## What is expected:
Determine how many lines in the listing that follows include "Table". Answer only with that number.

## Given entries:
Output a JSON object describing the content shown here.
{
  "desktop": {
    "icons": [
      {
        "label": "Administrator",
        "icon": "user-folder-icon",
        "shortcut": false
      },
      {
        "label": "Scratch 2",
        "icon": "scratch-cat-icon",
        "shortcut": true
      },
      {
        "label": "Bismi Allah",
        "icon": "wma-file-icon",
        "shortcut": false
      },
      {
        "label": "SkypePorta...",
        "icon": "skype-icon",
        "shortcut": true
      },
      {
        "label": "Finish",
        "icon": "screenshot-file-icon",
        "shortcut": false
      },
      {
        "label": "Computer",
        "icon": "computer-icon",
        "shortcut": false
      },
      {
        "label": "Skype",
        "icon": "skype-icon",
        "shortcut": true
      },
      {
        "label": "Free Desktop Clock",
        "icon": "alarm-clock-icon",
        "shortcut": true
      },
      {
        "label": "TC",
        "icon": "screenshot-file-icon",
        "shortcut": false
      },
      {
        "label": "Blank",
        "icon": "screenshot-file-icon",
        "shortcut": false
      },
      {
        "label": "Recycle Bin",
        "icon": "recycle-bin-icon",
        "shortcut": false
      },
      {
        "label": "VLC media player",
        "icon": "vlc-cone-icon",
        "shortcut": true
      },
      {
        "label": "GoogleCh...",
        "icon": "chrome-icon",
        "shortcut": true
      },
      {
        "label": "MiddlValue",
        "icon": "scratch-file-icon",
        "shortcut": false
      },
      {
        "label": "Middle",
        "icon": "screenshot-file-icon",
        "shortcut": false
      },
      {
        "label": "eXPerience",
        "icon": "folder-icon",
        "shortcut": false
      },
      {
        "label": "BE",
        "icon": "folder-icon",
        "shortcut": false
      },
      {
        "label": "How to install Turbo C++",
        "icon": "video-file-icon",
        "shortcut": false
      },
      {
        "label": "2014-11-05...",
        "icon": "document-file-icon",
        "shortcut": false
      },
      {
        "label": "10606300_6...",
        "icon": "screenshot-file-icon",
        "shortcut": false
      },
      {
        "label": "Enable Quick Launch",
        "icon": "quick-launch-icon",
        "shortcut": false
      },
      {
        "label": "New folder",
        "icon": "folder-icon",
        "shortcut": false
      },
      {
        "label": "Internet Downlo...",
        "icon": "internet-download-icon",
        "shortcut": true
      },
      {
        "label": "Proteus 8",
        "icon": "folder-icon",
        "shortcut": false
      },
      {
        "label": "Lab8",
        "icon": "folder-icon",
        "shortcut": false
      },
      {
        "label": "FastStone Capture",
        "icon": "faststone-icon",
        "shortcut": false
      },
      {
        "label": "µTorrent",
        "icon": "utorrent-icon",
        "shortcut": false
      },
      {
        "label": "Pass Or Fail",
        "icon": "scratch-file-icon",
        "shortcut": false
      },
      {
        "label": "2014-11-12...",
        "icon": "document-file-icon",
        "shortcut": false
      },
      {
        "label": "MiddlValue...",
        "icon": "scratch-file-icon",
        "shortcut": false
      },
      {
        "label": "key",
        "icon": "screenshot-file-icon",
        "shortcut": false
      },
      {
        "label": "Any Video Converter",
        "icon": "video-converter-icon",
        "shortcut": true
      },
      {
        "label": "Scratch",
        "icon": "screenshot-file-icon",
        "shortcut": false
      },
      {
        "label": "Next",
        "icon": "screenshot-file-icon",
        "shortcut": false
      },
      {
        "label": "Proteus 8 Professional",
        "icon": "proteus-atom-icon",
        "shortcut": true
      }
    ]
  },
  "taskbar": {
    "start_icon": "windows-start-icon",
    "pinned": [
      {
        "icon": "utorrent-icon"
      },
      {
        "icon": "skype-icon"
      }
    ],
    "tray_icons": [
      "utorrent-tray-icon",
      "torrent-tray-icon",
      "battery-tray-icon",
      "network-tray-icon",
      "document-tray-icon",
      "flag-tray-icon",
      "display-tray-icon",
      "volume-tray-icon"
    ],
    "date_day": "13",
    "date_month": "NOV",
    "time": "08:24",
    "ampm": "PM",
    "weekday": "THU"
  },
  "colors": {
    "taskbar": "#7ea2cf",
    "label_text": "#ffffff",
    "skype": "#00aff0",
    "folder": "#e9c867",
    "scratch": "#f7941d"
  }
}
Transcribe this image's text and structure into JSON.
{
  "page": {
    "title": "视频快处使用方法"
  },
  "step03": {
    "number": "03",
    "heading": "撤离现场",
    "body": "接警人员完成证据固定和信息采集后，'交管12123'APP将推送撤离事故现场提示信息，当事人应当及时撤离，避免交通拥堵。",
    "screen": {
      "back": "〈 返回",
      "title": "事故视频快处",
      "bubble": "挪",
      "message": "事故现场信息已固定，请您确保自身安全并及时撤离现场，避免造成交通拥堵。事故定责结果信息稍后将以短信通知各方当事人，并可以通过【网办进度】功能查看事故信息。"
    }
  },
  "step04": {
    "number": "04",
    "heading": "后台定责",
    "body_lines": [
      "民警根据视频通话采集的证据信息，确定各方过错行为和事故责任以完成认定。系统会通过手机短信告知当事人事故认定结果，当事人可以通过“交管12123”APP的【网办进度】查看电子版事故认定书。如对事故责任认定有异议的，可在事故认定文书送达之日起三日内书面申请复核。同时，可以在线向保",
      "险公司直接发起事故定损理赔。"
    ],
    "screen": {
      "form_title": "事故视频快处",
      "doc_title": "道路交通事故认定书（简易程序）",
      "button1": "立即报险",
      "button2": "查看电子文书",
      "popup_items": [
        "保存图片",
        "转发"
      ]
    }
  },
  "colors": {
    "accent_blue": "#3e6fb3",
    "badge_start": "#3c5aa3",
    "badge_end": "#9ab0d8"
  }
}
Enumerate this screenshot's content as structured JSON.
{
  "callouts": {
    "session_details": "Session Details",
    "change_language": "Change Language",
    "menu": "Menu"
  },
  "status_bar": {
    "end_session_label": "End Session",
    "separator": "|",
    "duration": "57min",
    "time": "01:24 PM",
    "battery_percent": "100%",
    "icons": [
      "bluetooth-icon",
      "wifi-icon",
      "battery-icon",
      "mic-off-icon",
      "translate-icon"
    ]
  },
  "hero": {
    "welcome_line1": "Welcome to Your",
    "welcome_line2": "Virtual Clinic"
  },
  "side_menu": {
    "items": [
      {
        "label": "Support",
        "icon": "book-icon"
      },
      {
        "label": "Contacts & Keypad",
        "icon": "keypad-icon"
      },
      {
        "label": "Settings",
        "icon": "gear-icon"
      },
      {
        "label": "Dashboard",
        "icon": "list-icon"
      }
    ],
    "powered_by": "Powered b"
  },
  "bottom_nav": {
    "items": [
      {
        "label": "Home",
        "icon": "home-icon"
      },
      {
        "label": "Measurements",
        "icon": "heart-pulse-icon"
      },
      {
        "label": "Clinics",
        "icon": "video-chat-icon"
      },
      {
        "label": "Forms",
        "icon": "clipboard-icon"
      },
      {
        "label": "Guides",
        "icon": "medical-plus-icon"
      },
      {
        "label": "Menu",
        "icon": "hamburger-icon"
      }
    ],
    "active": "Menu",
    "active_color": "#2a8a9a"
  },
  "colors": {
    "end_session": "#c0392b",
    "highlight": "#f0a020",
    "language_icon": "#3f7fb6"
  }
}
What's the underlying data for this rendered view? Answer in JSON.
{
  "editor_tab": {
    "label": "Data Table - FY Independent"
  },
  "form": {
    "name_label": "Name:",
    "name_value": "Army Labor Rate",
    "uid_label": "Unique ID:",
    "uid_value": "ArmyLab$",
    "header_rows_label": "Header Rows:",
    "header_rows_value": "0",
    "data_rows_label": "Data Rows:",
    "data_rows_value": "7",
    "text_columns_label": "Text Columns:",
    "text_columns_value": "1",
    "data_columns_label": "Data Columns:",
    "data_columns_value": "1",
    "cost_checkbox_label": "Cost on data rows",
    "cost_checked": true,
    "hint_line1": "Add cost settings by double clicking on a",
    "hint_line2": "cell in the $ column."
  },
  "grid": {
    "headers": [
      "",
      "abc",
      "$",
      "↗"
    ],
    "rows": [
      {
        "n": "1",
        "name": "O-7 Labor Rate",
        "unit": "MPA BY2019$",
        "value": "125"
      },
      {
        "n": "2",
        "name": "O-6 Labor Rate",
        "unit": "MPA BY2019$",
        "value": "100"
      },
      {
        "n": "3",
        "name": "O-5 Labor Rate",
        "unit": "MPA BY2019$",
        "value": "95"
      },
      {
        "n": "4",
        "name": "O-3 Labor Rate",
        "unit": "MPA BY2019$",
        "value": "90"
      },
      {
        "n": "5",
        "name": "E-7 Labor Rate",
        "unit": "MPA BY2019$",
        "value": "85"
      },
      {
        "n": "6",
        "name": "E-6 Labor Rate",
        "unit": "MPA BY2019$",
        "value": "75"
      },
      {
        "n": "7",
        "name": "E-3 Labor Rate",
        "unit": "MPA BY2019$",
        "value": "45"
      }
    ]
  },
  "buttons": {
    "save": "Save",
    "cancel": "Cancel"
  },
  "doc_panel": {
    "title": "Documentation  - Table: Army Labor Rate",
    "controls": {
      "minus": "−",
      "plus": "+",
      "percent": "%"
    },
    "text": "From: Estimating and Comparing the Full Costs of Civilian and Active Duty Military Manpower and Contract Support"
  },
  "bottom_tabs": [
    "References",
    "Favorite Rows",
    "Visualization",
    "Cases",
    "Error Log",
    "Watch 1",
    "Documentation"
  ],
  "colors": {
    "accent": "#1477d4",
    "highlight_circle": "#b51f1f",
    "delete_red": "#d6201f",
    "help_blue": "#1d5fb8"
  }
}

## Your response:
2